Today, two Vermont groups, the Vermont Association on Mental Health and the Vermont Psychiatric Association, jointly called for the trade secret exemption be stripped from the state’s pharmaceutical payment disclosure law, arguing that the clause keeps valuable data and a complete picture of industry relationships out of the public eye. According to the Rutland Herald, Senate President Pro Tem Peter Shumlin (D-Putney) is drafting a bill for the next legislative session that would do just that.
“The bill got watered down by the well-funded pharma lobby on its way to the governor’s desk,” Shumlin told the Herald. “We have an obligation to fix this, because otherwise this disclosure is essentially useless.”
Here are a few bits and pieces about what pharma means for the U.S. presidential election, and what the election may mean for pharma.
The Hill reports that the Biotechnology Industry Organization chairman and former congressman Rep. Jim Greenwood (PA) has said his organization has not traditionally endorsed a presidential candidate, and “will not make an endorsement and, frankly, it is because there are not such great differences between these candidates that it would make sense for us to make such an endorsement.”

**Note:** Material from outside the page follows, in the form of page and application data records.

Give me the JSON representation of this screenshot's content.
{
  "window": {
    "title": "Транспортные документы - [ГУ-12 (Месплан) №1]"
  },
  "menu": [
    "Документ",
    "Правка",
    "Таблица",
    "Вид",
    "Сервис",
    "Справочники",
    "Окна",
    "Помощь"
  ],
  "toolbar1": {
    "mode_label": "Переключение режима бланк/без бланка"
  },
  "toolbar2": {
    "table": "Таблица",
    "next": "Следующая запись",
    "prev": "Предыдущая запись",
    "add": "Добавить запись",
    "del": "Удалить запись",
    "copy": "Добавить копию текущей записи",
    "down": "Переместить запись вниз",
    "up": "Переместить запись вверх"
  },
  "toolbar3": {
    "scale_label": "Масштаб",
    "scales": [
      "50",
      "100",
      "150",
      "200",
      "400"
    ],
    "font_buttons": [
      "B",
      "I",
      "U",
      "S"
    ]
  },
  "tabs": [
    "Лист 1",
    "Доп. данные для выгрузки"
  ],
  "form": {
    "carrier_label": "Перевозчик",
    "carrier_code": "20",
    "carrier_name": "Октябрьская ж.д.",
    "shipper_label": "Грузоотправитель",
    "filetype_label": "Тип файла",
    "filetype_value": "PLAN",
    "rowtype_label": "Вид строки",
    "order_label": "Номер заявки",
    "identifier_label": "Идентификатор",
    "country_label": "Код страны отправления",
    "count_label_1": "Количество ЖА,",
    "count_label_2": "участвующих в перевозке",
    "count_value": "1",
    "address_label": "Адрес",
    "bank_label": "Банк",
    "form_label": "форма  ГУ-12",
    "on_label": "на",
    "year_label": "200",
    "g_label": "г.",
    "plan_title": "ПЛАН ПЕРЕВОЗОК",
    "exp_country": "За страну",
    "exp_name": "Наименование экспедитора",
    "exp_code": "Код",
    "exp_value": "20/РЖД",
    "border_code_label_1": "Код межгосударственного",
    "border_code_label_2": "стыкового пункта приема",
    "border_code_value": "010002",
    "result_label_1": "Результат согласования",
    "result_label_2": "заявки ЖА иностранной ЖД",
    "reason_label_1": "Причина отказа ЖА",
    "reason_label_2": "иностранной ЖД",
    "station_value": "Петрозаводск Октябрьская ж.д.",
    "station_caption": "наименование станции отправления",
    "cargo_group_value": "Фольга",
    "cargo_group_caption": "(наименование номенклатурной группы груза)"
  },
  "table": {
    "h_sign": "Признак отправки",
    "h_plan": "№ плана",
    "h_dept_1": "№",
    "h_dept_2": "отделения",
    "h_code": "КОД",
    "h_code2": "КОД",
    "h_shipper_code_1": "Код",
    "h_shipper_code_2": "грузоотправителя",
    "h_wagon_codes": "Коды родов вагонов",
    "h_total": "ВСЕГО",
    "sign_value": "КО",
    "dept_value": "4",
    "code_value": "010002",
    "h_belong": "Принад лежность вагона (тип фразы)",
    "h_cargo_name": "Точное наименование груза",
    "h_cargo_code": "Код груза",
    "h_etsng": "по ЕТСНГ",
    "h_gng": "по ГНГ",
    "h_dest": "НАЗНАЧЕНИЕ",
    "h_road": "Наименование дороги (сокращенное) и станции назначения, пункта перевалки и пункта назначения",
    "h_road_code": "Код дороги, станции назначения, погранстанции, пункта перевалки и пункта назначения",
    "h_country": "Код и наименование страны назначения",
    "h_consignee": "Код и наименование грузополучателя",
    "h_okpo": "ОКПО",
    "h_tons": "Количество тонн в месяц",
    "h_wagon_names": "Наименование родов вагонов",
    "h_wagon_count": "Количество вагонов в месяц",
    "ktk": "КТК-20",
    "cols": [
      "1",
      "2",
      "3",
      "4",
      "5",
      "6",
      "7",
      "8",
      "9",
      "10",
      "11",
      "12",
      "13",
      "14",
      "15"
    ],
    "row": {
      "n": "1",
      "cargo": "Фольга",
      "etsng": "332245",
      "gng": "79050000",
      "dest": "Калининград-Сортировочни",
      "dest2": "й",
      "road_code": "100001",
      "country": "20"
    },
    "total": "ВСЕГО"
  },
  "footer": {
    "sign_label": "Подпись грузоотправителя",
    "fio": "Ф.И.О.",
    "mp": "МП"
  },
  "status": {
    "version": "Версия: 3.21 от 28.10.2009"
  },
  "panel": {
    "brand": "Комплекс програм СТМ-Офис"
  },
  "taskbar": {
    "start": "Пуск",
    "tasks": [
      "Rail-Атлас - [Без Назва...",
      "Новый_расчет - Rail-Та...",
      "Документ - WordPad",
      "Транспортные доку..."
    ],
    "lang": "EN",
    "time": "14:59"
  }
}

Though the pharmaceutical industry, which is often aligned with BIO, tends to support Republican candidates, the report indicates BIO’s own political action committee has not donated money to any candidate in the 2004 or 2008 presidential elections.
In counterpoint, former FDA chief counsel Richard Cooper told attendees at the Food and Drug Law Institute’s 20th annual Advertising & Promotion Conference that an Obama presidency may trigger an up-tic in regulatory activity. Here’s the report in Medical Marketing and Media.
Here, there, and everywhere
Last week, the Associated Press ran an omnibus story on the state of industry influence on American medical education. More a panoramic than news snapshot, the report touches on the revised PhRMA Code, medical journals’ tightening ship when it comes to author disclosures, federal pre-emption, and moves by medical societies to draw lines between their members and their industry underwriters.
What we didn’t know? “The Council of Medical Specialty Societies, which represents 32 specialty groups, this summer started collecting each group’s best practices on disclosure and limitations on speaking and other activities by their officers. Council CEO Dr. Norman Kahn said a new council policy should be ready in November,” according the report.
Waxman chides FDA for “industry priorities”
The Wall Street Journal HealthBlog has a letter from Rep. Henry Waxman (D-CA) addressing the FDA on two issues that concern him: the agency’s loosening of off-label marketing restrictions, and the federal pre-emption case Wyeth v. Levine, in which the Supreme Court will decide whether FDA approval protects companies from being sued by patients who suffer effects of those drugs.
“At a time in which FDA’s own Science Board warns that ‘American lives are at risk’ due to chronic underfunding of the agency,” wrote Waxman, “I am deeply concerned that these industry priorities are being promoted at the expense of the agency’s core public health mission.”
Fly-on-the-wall dept.: MedPAC
A recent American Academy of Family Physicians news bulletin spotlighted some interesting insights from a Medicare Payment Advisory Commission meeting Sept. 4, where commissioners discussed a “national database of financial relationships between physicians and drug and device manufacturers.” For those who like the nitty- gritty, this story’s got it all: reporting limits, clinical trial disclosure delays, drug samples, and more.
Biz journal looks at Bay State gift restrictions
And the Worcester Business Journal ran this look-ahead on what the gift restrictions in the new health care cost and quality bill may mean for businesses, physicians and medical centers in Massachusetts.